In Elias Rodriques’s debut novel, Daniel returns to his hometown in the American South to mourn the loss of his former girlfriend and make sense of her death. This beautiful story not only tenderly reflects on their relationship, it speaks to many topics, including sexuality, racism, and class. Recommended By Kim S., Powells.com
Synopses & Reviews
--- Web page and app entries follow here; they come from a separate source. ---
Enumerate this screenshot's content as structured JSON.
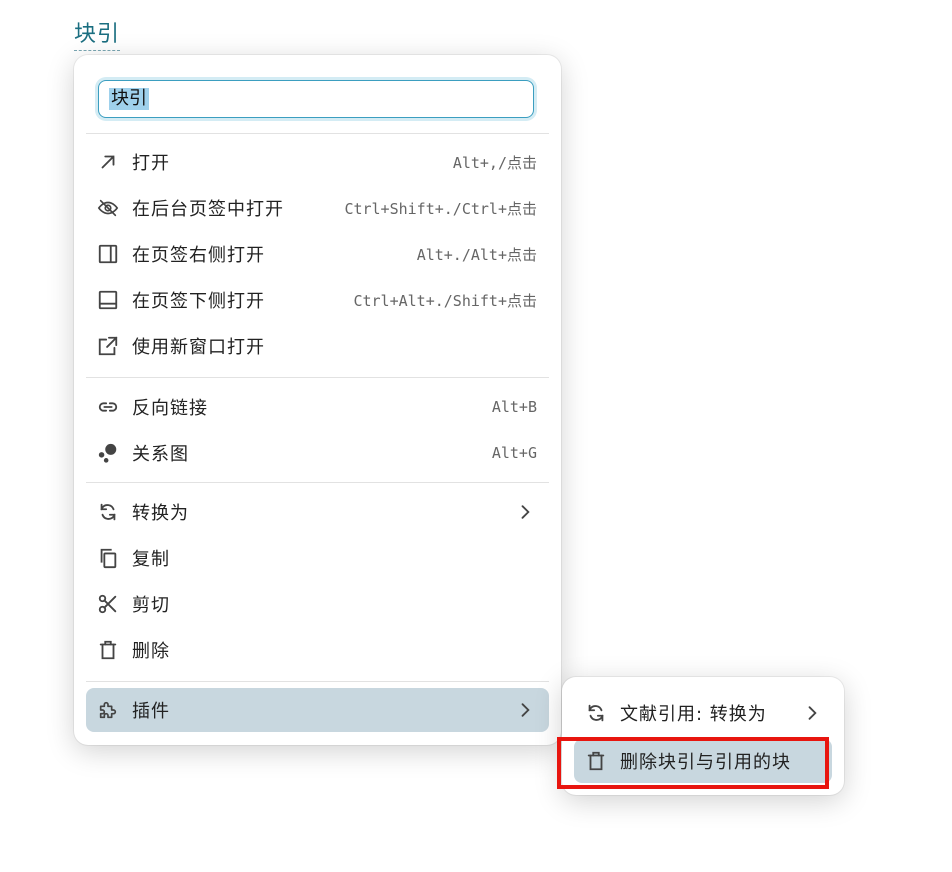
{
  "ref_title": "块引",
  "input": {
    "value": "块引"
  },
  "groups": [
    [
      {
        "icon": "arrow-up-right-icon",
        "label": "打开",
        "shortcut": "Alt+,/点击"
      },
      {
        "icon": "eye-off-icon",
        "label": "在后台页签中打开",
        "shortcut": "Ctrl+Shift+./Ctrl+点击"
      },
      {
        "icon": "layout-right-icon",
        "label": "在页签右侧打开",
        "shortcut": "Alt+./Alt+点击"
      },
      {
        "icon": "layout-bottom-icon",
        "label": "在页签下侧打开",
        "shortcut": "Ctrl+Alt+./Shift+点击"
      },
      {
        "icon": "open-window-icon",
        "label": "使用新窗口打开",
        "shortcut": ""
      }
    ],
    [
      {
        "icon": "link-icon",
        "label": "反向链接",
        "shortcut": "Alt+B"
      },
      {
        "icon": "graph-icon",
        "label": "关系图",
        "shortcut": "Alt+G"
      }
    ],
    [
      {
        "icon": "refresh-icon",
        "label": "转换为",
        "shortcut": ""
      },
      {
        "icon": "copy-icon",
        "label": "复制",
        "shortcut": ""
      },
      {
        "icon": "scissors-icon",
        "label": "剪切",
        "shortcut": ""
      },
      {
        "icon": "trash-icon",
        "label": "删除",
        "shortcut": ""
      }
    ],
    [
      {
        "icon": "puzzle-icon",
        "label": "插件",
        "shortcut": ""
      }
    ]
  ],
  "submenu": [
    {
      "icon": "refresh-icon",
      "label": "文献引用: 转换为"
    },
    {
      "icon": "trash-icon",
      "label": "删除块引与引用的块"
    }
  ],
  "colors": {
    "accent": "#1a6e80",
    "active_bg": "#c8d7df",
    "highlight": "#e8150f",
    "input_border": "#3b9ec0"
  }
}
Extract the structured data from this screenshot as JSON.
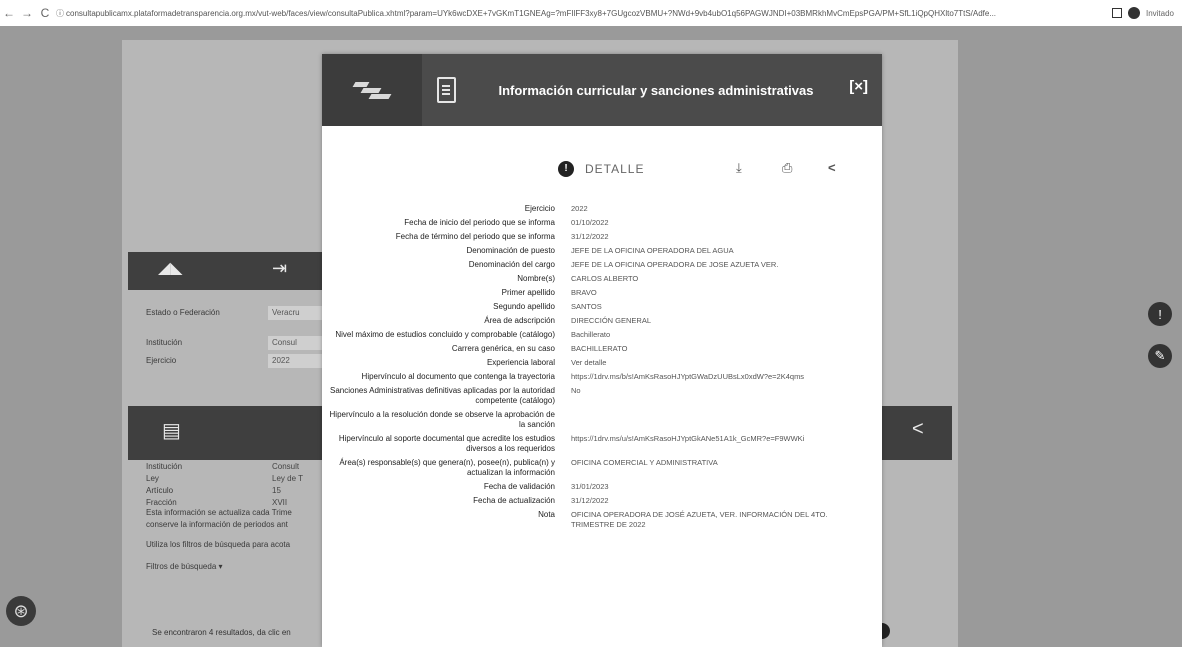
{
  "browser": {
    "url": "consultapublicamx.plataformadetransparencia.org.mx/vut-web/faces/view/consultaPublica.xhtml?param=UYk6wcDXE+7vGKmT1GNEAg=?mFIlFF3xy8+7GUgcozVBMU+?NWd+9vb4ubO1q56PAGWJNDI+03BMRkhMvCmEpsPGA/PM+SfL1iQpQHXlto7TtS/Adfe...",
    "guest_label": "Invitado",
    "back": "←",
    "forward": "→",
    "reload": "C"
  },
  "background": {
    "rows1": [
      {
        "label": "Estado o Federación",
        "value": "Veracru"
      },
      {
        "label": "Institución",
        "value": "Consul"
      },
      {
        "label": "Ejercicio",
        "value": "2022"
      }
    ],
    "rows2": [
      {
        "label": "Institución",
        "value": "Consult"
      },
      {
        "label": "Ley",
        "value": "Ley de T"
      },
      {
        "label": "Artículo",
        "value": "15"
      },
      {
        "label": "Fracción",
        "value": "XVII"
      }
    ],
    "note1": "Esta información se actualiza cada Trime",
    "note2": "conserve la información de periodos ant",
    "note3": "Utiliza los filtros de búsqueda para acota",
    "filters": "Filtros de búsqueda",
    "results": "Se encontraron 4 resultados, da clic en"
  },
  "modal": {
    "title": "Información curricular y sanciones administrativas",
    "close": "[×]",
    "detail": "DETALLE",
    "download": "⤓",
    "print": "⎙",
    "share": "<",
    "fields": [
      {
        "label": "Ejercicio",
        "value": "2022"
      },
      {
        "label": "Fecha de inicio del periodo que se informa",
        "value": "01/10/2022"
      },
      {
        "label": "Fecha de término del periodo que se informa",
        "value": "31/12/2022"
      },
      {
        "label": "Denominación de puesto",
        "value": "JEFE DE LA OFICINA OPERADORA DEL AGUA"
      },
      {
        "label": "Denominación del cargo",
        "value": "JEFE DE LA OFICINA OPERADORA DE JOSE AZUETA VER."
      },
      {
        "label": "Nombre(s)",
        "value": "CARLOS ALBERTO"
      },
      {
        "label": "Primer apellido",
        "value": "BRAVO"
      },
      {
        "label": "Segundo apellido",
        "value": "SANTOS"
      },
      {
        "label": "Área de adscripción",
        "value": "DIRECCIÓN GENERAL"
      },
      {
        "label": "Nivel máximo de estudios concluido y comprobable (catálogo)",
        "value": "Bachillerato"
      },
      {
        "label": "Carrera genérica, en su caso",
        "value": "BACHILLERATO"
      },
      {
        "label": "Experiencia laboral",
        "value": "Ver detalle"
      },
      {
        "label": "Hipervínculo al documento que contenga la trayectoria",
        "value": "https://1drv.ms/b/s!AmKsRasoHJYptGWaDzUUBsLx0xdW?e=2K4qms"
      },
      {
        "label": "Sanciones Administrativas definitivas aplicadas por la autoridad competente (catálogo)",
        "value": "No"
      },
      {
        "label": "Hipervínculo a la resolución donde se observe la aprobación de la sanción",
        "value": ""
      },
      {
        "label": "Hipervínculo al soporte documental que acredite los estudios diversos a los requeridos",
        "value": "https://1drv.ms/u/s!AmKsRasoHJYptGkANe51A1k_GcMR?e=F9WWKi"
      },
      {
        "label": "Área(s) responsable(s) que genera(n), posee(n), publica(n) y actualizan la información",
        "value": "OFICINA COMERCIAL Y ADMINISTRATIVA"
      },
      {
        "label": "Fecha de validación",
        "value": "31/01/2023"
      },
      {
        "label": "Fecha de actualización",
        "value": "31/12/2022"
      },
      {
        "label": "Nota",
        "value": "OFICINA OPERADORA DE JOSÉ AZUETA, VER. INFORMACIÓN DEL 4TO. TRIMESTRE DE 2022"
      }
    ]
  }
}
Along the Intracoastal waterways of North Florida, Daniel and Aubrey navigated adolescence with the electric intensity that radiates from young people defined by otherness: Aubrey, a self-identified Southern cracker and Daniel, the mixed-race son of Jamaican immigrants. When the news of Aubrey's death reaches Daniel in New York, years after they'd lost contact, he is left to grapple with the legacy of his precious and imperfect love for her. At ease now in his own queerness, he is nonetheless drawn back to the muggy haze of his Palm Coast upbringing, tinged by racism and poverty, to find out what happened to Aubrey. Along the way, he reconsiders his and his family's history, both in Jamaica and in this place he once called home.
Buoyed by his teenage track-team buddies — Twig, a long-distance runner; Desmond, a sprinter; Egypt, Des's girlfriend; and Jess, a chef — Daniel begins a frantic search for meaning in Aubrey's death, recklessly confronting the drunken country boy he believes may have killed her. Sensitive to the complexities of class, race, and sexuality both in the American South and in Jamaica, All the Water I've Seen Is Running is a novel of uncommon tenderness, grief, and joy. All the while, it evokes the beauty and threat of the place Daniel calls home — where the river meets the ocean.
“[A] fresh and rhapsodic debut...This melancholy story is a startling and necessary addition to the canon or works that parse what it means to grow up in the American South.” Publishers Weekly (Starred Review)
“In this story of a Florida homegoing, Elias Rodriques builds a raw and poignant poetry out of colloquial speech. Race, friendship, sex, the violent bluster and hopeful tenderness of youth, running and swimming and gigging for flounder, guilt and grief, the past that slips through your fingers and the past that rides heavy on your shoulders — many deep tributaries merge here, in a river that meets the sea.” Chad Harbach, author of The Art of Fielding
“All the Water I've Seen Is Running is an absorbing meditation on the power of memory and the people and places that make us who we are. Daniel's captivating excavation of his past made me reflect on the different pieces of ourselves we have to bury for survival.” Maisy Card, author of These Ghosts Are Family
“Rodriques brings a lyrical touch to his hero's inner life, making his past pains and present-day heartbreaks feel bone-deep. A well-turned exploration of how intensely place and history shape our identities." Kirkus
“This novel; this portrayal of American youth — tender, and tough, and searching; this voice, which absorbs and transforms tragedy into elegy; this is one I've been waiting for. All the Water I've Seen Is Running is a mesmerizing look at friendship and loss, and Elias Rodriques is a devastating wonder.” Justin Torres, author of We the Animals
“Rodriques' striking debut expands the geography of regional literature and convincingly demands acknowledgment of under-explored perspectives.” Booklist
About the Author
Elias Rodriques's work has been published in the Nation, Bookforum, n+1, and elsewhere. He lives in Philadelphia, Pennsylvania, and is an assistant professor of African American literature at Sarah Lawrence College.
Elias Rodriques on PowellsBooks.Blog
People displace their fears about where they are onto Florida because they can’t always face up to the fact that they live in a country that is Florida...